-- WHAT YOU SHOULD DO --
Search the data for "JSON". Return each matching line.

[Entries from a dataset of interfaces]
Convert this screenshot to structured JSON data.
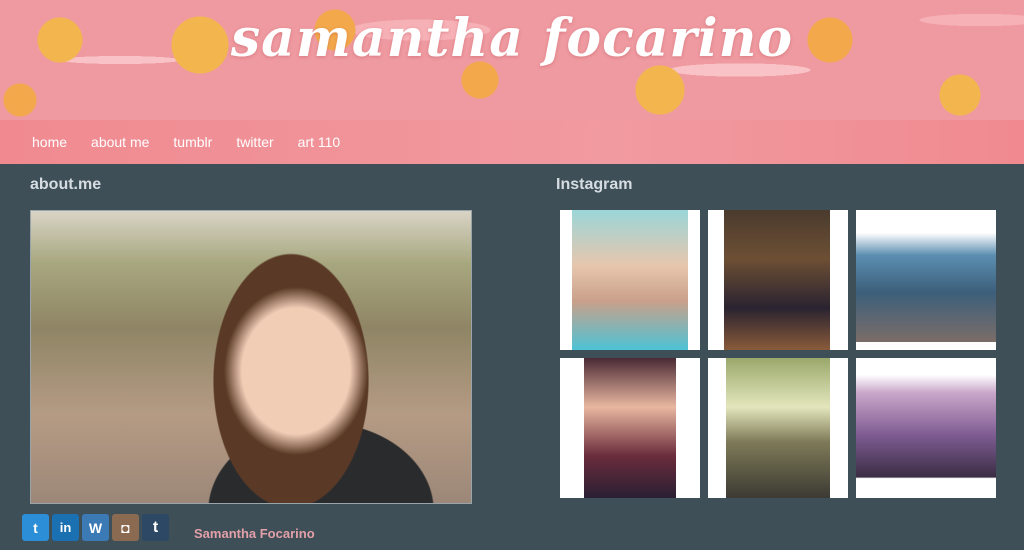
{
  "header": {
    "title": "samantha focarino"
  },
  "nav": {
    "items": [
      "home",
      "about me",
      "tumblr",
      "twitter",
      "art 110"
    ]
  },
  "about": {
    "title": "about.me"
  },
  "instagram": {
    "title": "Instagram"
  },
  "social": {
    "twitter_icon": "t",
    "linkedin_icon": "in",
    "wordpress_icon": "W",
    "instagram_icon": "◘",
    "tumblr_icon": "t"
  },
  "footer": {
    "name": "Samantha Focarino"
  },
  "colors": {
    "background": "#3e4f58",
    "nav": "#f08a90",
    "header": "#ee9aa0",
    "footer_name": "#e2a0a8"
  }
}
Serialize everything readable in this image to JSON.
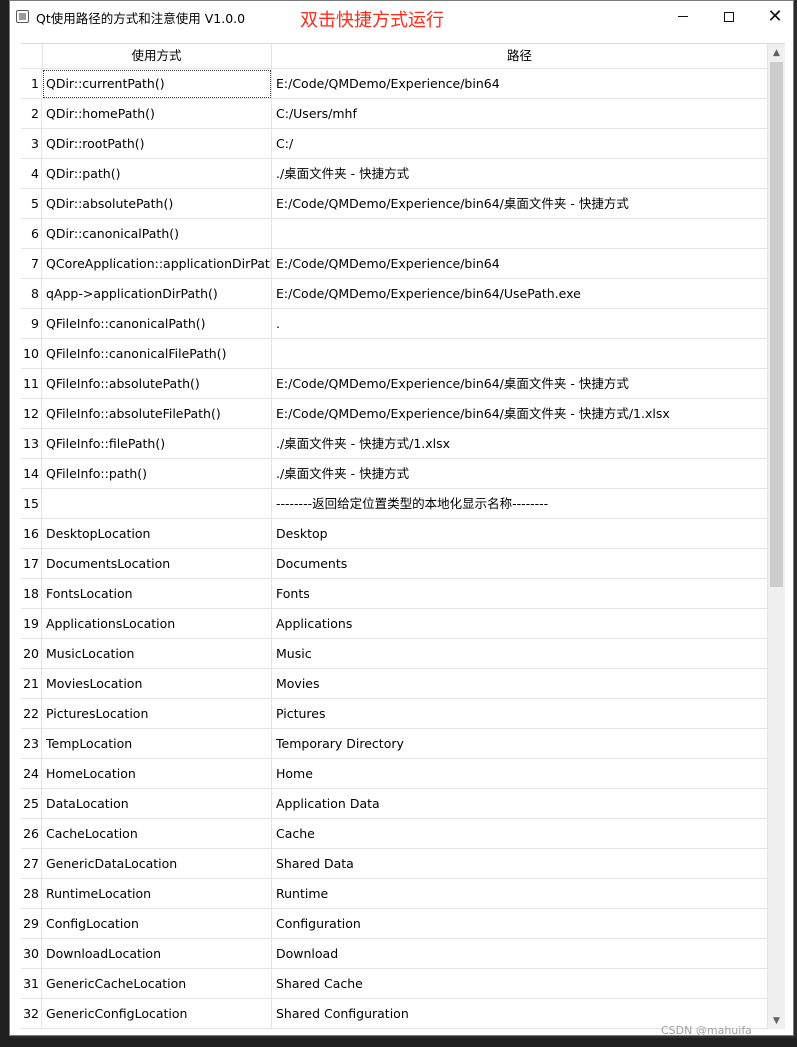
{
  "window": {
    "title": "Qt使用路径的方式和注意使用 V1.0.0",
    "annotation": "双击快捷方式运行",
    "min_icon": "window-minimize-icon",
    "max_icon": "window-maximize-icon",
    "close_icon": "close-icon"
  },
  "table": {
    "columns": [
      "使用方式",
      "路径"
    ],
    "rows": [
      {
        "num": "1",
        "method": "QDir::currentPath()",
        "path": "E:/Code/QMDemo/Experience/bin64"
      },
      {
        "num": "2",
        "method": "QDir::homePath()",
        "path": "C:/Users/mhf"
      },
      {
        "num": "3",
        "method": "QDir::rootPath()",
        "path": "C:/"
      },
      {
        "num": "4",
        "method": "QDir::path()",
        "path": "./桌面文件夹 - 快捷方式"
      },
      {
        "num": "5",
        "method": "QDir::absolutePath()",
        "path": "E:/Code/QMDemo/Experience/bin64/桌面文件夹 - 快捷方式"
      },
      {
        "num": "6",
        "method": "QDir::canonicalPath()",
        "path": ""
      },
      {
        "num": "7",
        "method": "QCoreApplication::applicationDirPath()",
        "path": "E:/Code/QMDemo/Experience/bin64"
      },
      {
        "num": "8",
        "method": "qApp->applicationDirPath()",
        "path": "E:/Code/QMDemo/Experience/bin64/UsePath.exe"
      },
      {
        "num": "9",
        "method": "QFileInfo::canonicalPath()",
        "path": "."
      },
      {
        "num": "10",
        "method": "QFileInfo::canonicalFilePath()",
        "path": ""
      },
      {
        "num": "11",
        "method": "QFileInfo::absolutePath()",
        "path": "E:/Code/QMDemo/Experience/bin64/桌面文件夹 - 快捷方式"
      },
      {
        "num": "12",
        "method": "QFileInfo::absoluteFilePath()",
        "path": "E:/Code/QMDemo/Experience/bin64/桌面文件夹 - 快捷方式/1.xlsx"
      },
      {
        "num": "13",
        "method": "QFileInfo::filePath()",
        "path": "./桌面文件夹 - 快捷方式/1.xlsx"
      },
      {
        "num": "14",
        "method": "QFileInfo::path()",
        "path": "./桌面文件夹 - 快捷方式"
      },
      {
        "num": "15",
        "method": "",
        "path": "--------返回给定位置类型的本地化显示名称--------"
      },
      {
        "num": "16",
        "method": "DesktopLocation",
        "path": "Desktop"
      },
      {
        "num": "17",
        "method": "DocumentsLocation",
        "path": "Documents"
      },
      {
        "num": "18",
        "method": "FontsLocation",
        "path": "Fonts"
      },
      {
        "num": "19",
        "method": "ApplicationsLocation",
        "path": "Applications"
      },
      {
        "num": "20",
        "method": "MusicLocation",
        "path": "Music"
      },
      {
        "num": "21",
        "method": "MoviesLocation",
        "path": "Movies"
      },
      {
        "num": "22",
        "method": "PicturesLocation",
        "path": "Pictures"
      },
      {
        "num": "23",
        "method": "TempLocation",
        "path": "Temporary Directory"
      },
      {
        "num": "24",
        "method": "HomeLocation",
        "path": "Home"
      },
      {
        "num": "25",
        "method": "DataLocation",
        "path": "Application Data"
      },
      {
        "num": "26",
        "method": "CacheLocation",
        "path": "Cache"
      },
      {
        "num": "27",
        "method": "GenericDataLocation",
        "path": "Shared Data"
      },
      {
        "num": "28",
        "method": "RuntimeLocation",
        "path": "Runtime"
      },
      {
        "num": "29",
        "method": "ConfigLocation",
        "path": "Configuration"
      },
      {
        "num": "30",
        "method": "DownloadLocation",
        "path": "Download"
      },
      {
        "num": "31",
        "method": "GenericCacheLocation",
        "path": "Shared Cache"
      },
      {
        "num": "32",
        "method": "GenericConfigLocation",
        "path": "Shared Configuration"
      }
    ]
  },
  "watermark": "CSDN @mahuifa"
}
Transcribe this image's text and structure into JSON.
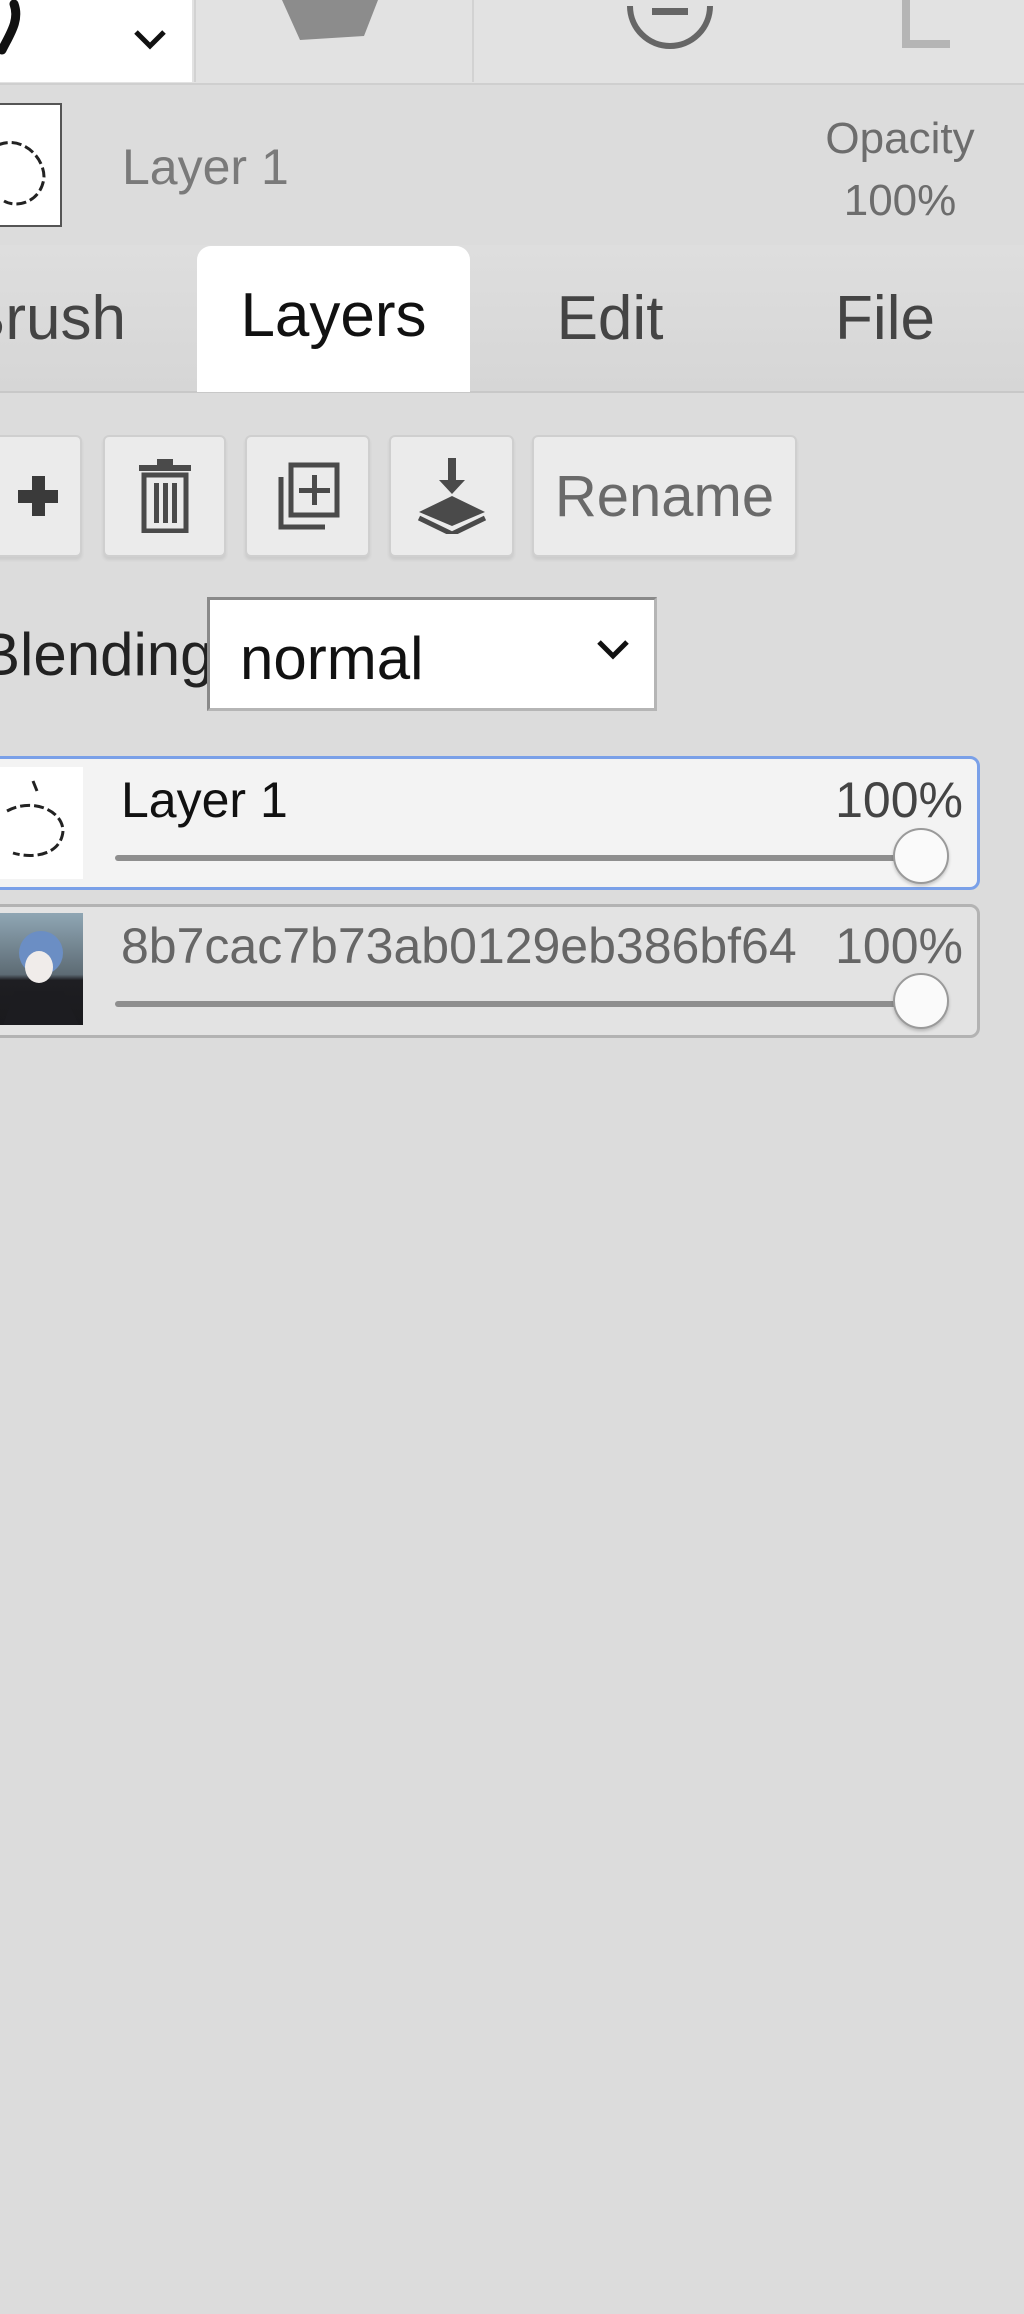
{
  "layer_info": {
    "name": "Layer 1",
    "opacity_label": "Opacity",
    "opacity_value": "100%"
  },
  "tabs": [
    {
      "label": "Brush",
      "active": false
    },
    {
      "label": "Layers",
      "active": true
    },
    {
      "label": "Edit",
      "active": false
    },
    {
      "label": "File",
      "active": false
    }
  ],
  "actions": {
    "add_icon": "plus-icon",
    "delete_icon": "trash-icon",
    "duplicate_icon": "duplicate-icon",
    "merge_icon": "merge-down-icon",
    "rename_label": "Rename"
  },
  "blending": {
    "label": "Blending",
    "value": "normal"
  },
  "layers": [
    {
      "name": "Layer 1",
      "opacity": "100%",
      "opacity_fraction": 1.0,
      "selected": true
    },
    {
      "name": "8b7cac7b73ab0129eb386bf64",
      "opacity": "100%",
      "opacity_fraction": 1.0,
      "selected": false
    }
  ],
  "colors": {
    "panel_bg": "#dcdcdc",
    "selected_border": "#7aa0e8"
  }
}
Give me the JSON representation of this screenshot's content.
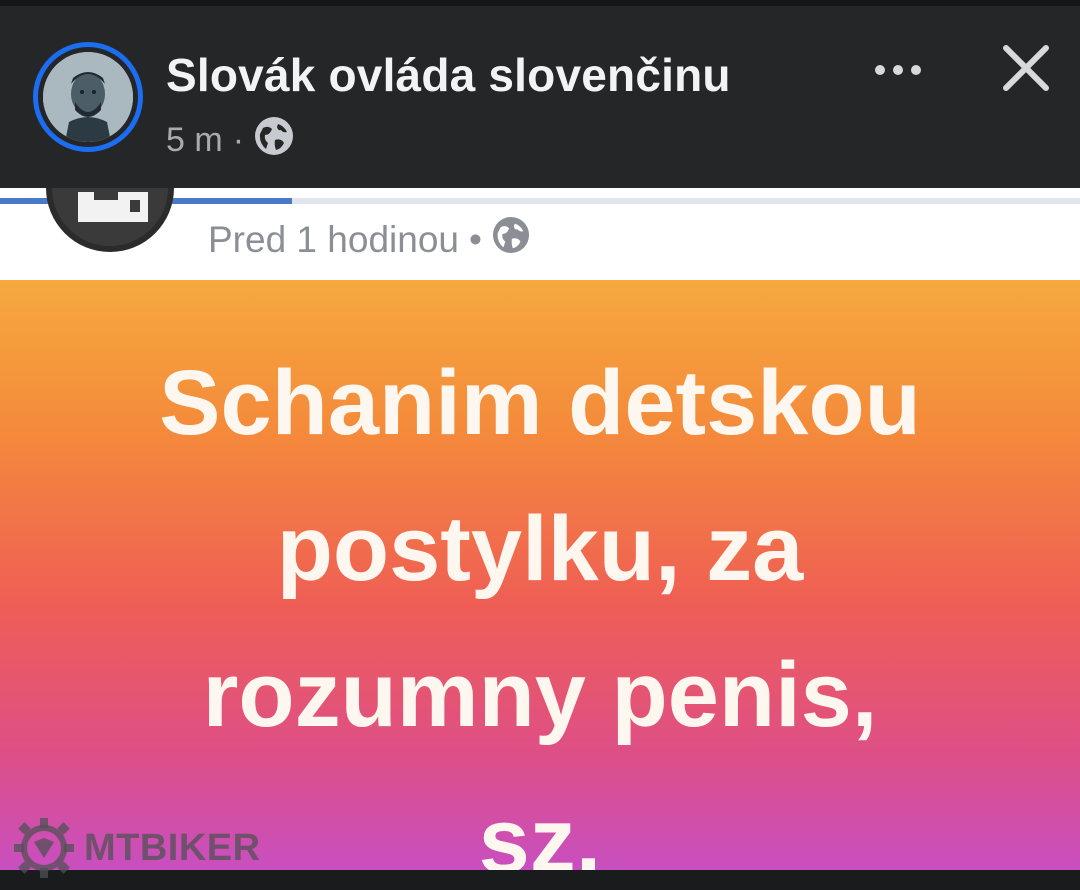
{
  "header": {
    "page_name": "Slovák ovláda slovenčinu",
    "time": "5 m",
    "separator": "·",
    "privacy_icon": "globe-icon",
    "more_icon": "more-dots-icon",
    "close_icon": "close-icon",
    "accent_color": "#1b6ef2"
  },
  "post": {
    "inner_time": "Pred 1 hodinou",
    "inner_separator": "•",
    "inner_privacy_icon": "globe-icon",
    "progress_fraction": 0.27,
    "lines": [
      "Schanim detskou",
      "postylku, za",
      "rozumny penis,",
      "sz."
    ]
  },
  "watermark": {
    "text": "MTBIKER"
  }
}
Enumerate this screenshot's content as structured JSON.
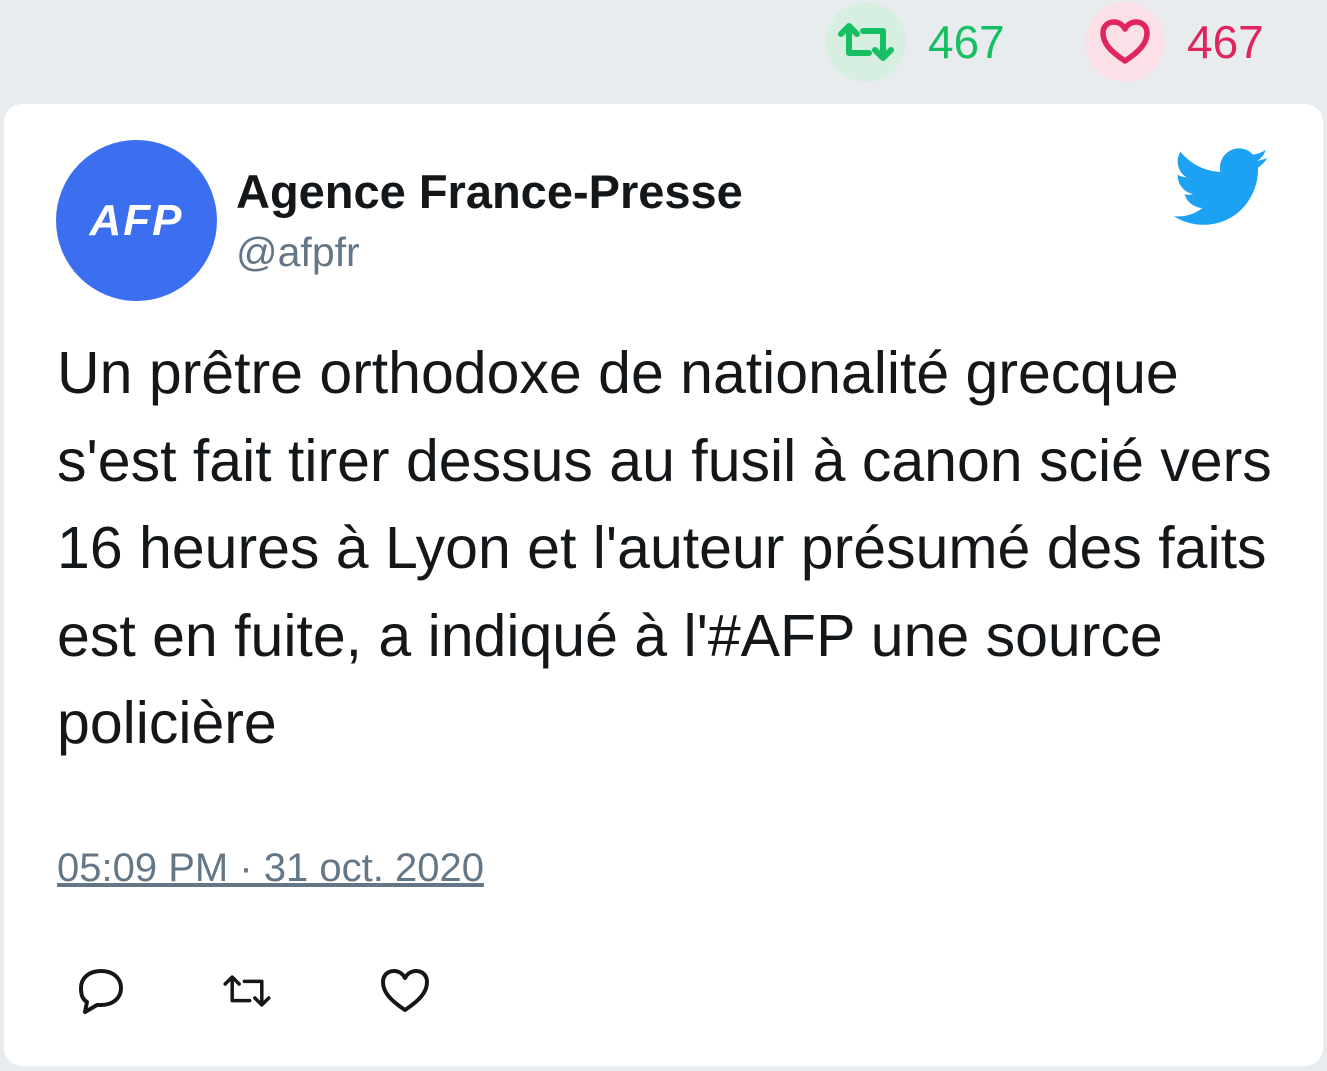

-- TASK ANSWER --
Convert this screenshot to structured JSON data.
Serialize everything readable in this image to JSON.
Transcribe this image's text and structure into JSON.
Give me the JSON representation of this screenshot's content.
Enumerate this screenshot's content as structured JSON.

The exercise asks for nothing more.